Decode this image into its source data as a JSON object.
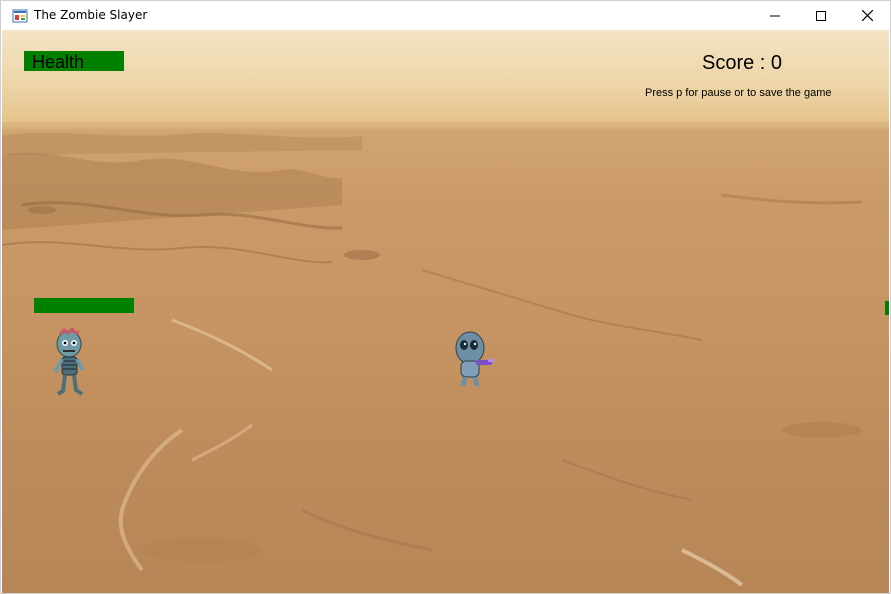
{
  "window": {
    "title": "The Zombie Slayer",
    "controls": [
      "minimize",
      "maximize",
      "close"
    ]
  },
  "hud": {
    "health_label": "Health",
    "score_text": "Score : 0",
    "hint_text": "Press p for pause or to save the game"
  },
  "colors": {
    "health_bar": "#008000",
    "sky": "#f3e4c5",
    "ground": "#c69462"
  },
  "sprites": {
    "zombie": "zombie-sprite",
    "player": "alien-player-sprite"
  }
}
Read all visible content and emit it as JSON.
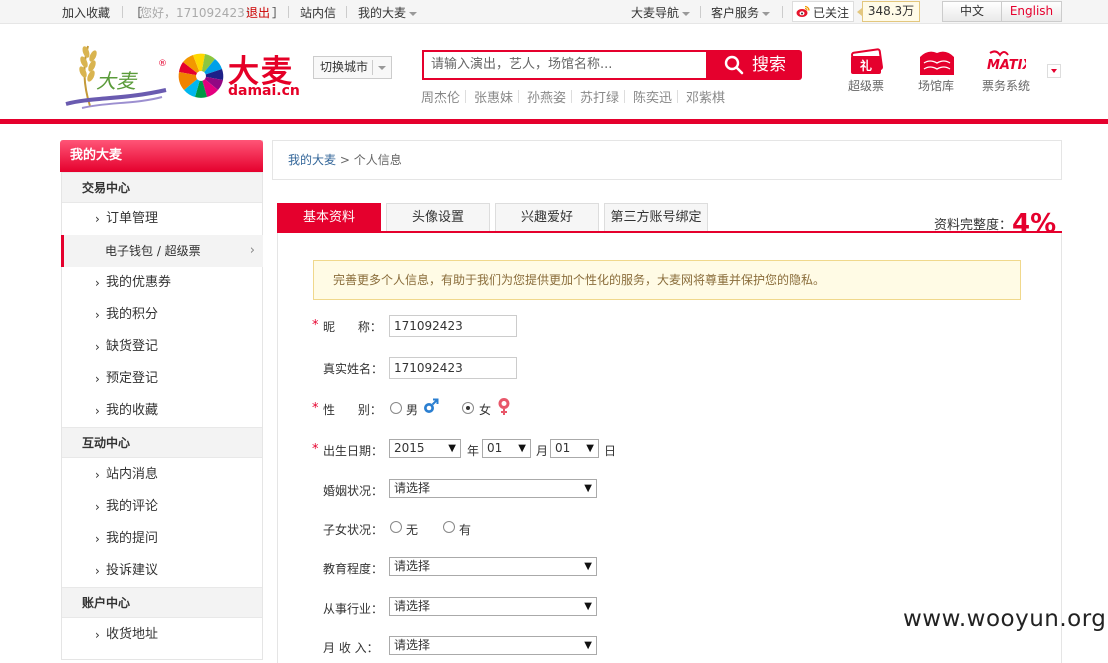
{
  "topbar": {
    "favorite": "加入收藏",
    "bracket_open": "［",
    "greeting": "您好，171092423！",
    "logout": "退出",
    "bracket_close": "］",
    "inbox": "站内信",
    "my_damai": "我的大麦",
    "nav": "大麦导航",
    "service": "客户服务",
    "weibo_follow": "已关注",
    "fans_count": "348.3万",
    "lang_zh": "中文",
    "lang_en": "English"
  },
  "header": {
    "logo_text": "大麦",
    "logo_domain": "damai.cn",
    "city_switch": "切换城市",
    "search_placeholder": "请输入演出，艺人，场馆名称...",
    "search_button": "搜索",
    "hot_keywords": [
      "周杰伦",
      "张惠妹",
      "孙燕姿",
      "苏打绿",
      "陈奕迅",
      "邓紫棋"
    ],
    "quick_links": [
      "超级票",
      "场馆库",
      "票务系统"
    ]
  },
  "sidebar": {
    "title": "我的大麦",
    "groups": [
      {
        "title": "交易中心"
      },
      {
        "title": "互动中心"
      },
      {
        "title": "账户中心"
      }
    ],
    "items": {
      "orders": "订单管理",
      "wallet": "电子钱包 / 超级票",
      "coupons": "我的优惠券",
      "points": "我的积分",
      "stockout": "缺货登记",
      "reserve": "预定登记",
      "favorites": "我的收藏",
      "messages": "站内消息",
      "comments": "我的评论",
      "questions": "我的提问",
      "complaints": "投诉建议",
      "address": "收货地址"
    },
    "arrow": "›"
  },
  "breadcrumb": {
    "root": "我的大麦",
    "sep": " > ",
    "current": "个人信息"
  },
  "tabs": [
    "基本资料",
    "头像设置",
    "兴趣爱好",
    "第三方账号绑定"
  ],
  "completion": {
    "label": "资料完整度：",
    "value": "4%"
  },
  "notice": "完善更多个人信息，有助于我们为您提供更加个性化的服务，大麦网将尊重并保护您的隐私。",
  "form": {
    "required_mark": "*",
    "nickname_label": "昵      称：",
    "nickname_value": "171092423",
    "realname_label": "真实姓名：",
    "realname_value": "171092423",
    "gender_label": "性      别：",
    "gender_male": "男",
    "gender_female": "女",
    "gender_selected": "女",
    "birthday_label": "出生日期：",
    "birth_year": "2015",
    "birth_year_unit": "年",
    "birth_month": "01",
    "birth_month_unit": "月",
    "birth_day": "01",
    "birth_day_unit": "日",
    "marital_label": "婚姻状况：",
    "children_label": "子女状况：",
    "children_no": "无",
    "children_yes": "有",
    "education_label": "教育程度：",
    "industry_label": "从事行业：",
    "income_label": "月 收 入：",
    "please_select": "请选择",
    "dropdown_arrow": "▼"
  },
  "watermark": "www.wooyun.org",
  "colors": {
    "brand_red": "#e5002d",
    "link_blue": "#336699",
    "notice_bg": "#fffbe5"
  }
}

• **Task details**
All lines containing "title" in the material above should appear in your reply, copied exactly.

• **Exercise result**
    "title": "The Zombie Slayer",
    "title": "我的大麦",
        "title": "交易中心"
        "title": "互动中心"
        "title": "账户中心"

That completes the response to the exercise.